Mr Hunt —Are you doing our speech?


The DEPUTY SPEAKER (Hon. IR Causley)—The member for Flinders may not get a chance to speak!


Mr ALBANESE —but not a single drop into the Murray, in spite of the rhetoric of those opposite.


Mr Stephen Smith —Two drips, not one drop!


The DEPUTY SPEAKER —The member for Perth!


Mr ALBANESE —I cannot not have that on the Hansard record: ‘Two drips, not one drop,’ the member for Perth says quite accurately. In spite of the rhetoric of the government that $700 million has now been allocated to the Living Murray initiative, we have not seen the purchase from willing sellers of one drop of water to put back into environmental flows—not a drop. When you look at the Living Murray website, it is terrific. It says things are projected and it has a state by state breakdown and at the bottom of it there is: ‘Amount of water delivered into the system’ and you get all the eggs in a row: 0, 0, 0, 0, 0. That is what you get, because they have failed to actually deliver a drop.

Labor, on the other hand, believes that you have got to establish targets. That is why we have a 30 per cent target for water recycling by 2015. That is why we support mandated targets as the basis of the Kyoto protocol and the global system. That is why we support a national emissions trading scheme, so that you drive that change through in the least costly way. That is why we support putting 1,500 gigalitres back into the Murray River within 10 years—the amount that the scientists tell us is necessary to save the Murray River, or face the consequences.

What is happening is that one by one community groups and businesses are coming on and adopting the agenda and strategy that Labor has set. Today we have seen the peak policy-making body of the National Farmers Federation make a unanimous decision to join with the Australian Business Roundtable on Climate Change in calling for early action on climate change. Why are they doing that? The NFF president says because climate change:
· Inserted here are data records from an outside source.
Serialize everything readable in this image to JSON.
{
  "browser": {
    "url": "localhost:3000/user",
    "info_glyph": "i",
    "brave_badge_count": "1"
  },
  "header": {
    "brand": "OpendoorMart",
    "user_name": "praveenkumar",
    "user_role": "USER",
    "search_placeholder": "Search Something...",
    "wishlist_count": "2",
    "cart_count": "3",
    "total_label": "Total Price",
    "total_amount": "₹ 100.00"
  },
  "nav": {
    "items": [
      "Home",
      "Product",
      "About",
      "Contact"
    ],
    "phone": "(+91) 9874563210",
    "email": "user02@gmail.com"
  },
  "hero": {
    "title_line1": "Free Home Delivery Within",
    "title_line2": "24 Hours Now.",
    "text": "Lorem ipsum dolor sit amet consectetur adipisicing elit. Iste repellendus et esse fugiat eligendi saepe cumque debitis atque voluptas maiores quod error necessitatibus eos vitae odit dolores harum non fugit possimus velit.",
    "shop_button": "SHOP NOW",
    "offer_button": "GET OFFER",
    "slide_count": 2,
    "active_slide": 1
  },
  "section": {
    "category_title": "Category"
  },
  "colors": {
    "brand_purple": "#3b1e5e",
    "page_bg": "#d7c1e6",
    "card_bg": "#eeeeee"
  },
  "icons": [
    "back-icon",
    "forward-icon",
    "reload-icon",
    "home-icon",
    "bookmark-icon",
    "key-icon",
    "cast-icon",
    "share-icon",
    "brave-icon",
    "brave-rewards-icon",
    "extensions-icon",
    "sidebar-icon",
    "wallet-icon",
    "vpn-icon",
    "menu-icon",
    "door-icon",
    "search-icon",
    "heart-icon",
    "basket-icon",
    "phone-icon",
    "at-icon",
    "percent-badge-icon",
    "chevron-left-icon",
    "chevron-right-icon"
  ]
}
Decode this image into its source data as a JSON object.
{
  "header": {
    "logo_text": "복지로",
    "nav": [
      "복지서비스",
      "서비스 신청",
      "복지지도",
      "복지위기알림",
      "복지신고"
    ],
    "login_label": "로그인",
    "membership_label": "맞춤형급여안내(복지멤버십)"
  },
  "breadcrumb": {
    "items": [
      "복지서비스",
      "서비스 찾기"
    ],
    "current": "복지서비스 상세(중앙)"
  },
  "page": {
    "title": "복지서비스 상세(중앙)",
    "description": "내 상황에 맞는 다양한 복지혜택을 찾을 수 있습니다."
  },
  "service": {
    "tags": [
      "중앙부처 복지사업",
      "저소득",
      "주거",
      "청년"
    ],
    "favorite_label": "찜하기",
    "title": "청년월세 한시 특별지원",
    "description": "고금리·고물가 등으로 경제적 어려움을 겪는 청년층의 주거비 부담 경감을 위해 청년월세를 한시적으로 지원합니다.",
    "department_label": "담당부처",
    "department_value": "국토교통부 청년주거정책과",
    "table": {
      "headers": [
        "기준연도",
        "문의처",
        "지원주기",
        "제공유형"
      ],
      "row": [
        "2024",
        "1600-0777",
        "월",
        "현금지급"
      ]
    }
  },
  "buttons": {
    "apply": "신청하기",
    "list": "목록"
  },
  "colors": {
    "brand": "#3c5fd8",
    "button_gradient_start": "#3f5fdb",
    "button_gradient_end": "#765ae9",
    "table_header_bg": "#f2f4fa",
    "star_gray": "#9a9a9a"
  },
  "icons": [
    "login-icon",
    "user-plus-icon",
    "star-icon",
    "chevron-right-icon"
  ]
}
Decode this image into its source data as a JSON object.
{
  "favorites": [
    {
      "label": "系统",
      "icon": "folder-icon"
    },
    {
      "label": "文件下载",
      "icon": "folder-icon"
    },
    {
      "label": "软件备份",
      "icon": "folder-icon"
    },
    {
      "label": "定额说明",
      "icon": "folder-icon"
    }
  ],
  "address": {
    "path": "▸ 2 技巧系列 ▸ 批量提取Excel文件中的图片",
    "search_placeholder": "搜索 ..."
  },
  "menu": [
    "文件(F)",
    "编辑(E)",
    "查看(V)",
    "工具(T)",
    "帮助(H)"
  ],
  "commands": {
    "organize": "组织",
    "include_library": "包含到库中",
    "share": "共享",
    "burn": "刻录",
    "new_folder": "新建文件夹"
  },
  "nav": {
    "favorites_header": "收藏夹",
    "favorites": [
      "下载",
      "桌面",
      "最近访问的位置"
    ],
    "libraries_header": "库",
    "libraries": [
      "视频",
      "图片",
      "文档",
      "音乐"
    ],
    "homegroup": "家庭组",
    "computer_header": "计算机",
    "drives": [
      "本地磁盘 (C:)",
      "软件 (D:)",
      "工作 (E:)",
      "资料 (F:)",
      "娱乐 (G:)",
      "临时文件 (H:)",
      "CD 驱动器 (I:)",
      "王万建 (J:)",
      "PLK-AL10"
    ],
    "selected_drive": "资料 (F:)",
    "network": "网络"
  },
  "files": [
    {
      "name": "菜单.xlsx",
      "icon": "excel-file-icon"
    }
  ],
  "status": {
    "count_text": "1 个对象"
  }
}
... threatens Australia’s agricultural productive base—an important contributor to the national economy, the ability for Australian farmers to put food on the table of Australian families, and the long-term sustainability of at least 60% of Australia’s landmass.

The Australian Bureau of Statistics records that Australian farmers spent $3.3 billion on natural resource management over 2004-05, that 92% of farmers have environmental programs in place to manage and preserve their land, and that farmers plant over 20 million trees a year for conservation.

Farmers know that climate change is real and it is impacting on them first. That is why today they have taken such a strong position.

We have seen the Leader of the Opposition this week put forward an agenda for reform of federal-state relations. That is very necessary is in the areas of environment and water. We need to stop the blame game. We need to actually have the Howard government and the future Rudd government take charge and take responsibility for delivering on the ground. A Labor government will do just that, because in spite of the rhetoric—in spite of the fact that you have ‘Australia’ and ‘National’ in all these programs—we are not seeing the results delivered on the ground.

A Labor government will deliver clarity of purpose, commitment to implementation, appropriate accountability and monitoring of progress, because there is no greater issue facing the nation than climate change and addressing the symptoms of it, including the reduction in our water supplies. We know from report after report that early action is cheaper—that early action is not just good for the environment; it is good for the economy and good for jobs. What we have from those opposite is an acknowledgement that Kyoto is ongoing and will be the basis of the international effort, but we should not ratify yet. There is an acknowledgement that emissions trading is the main driver, but we should not have it yet. There is an acknowledgement that we need to put in place water trading and take action to buy back water that is overallocated, but there is no action yet. I say the time is now. (Time expired)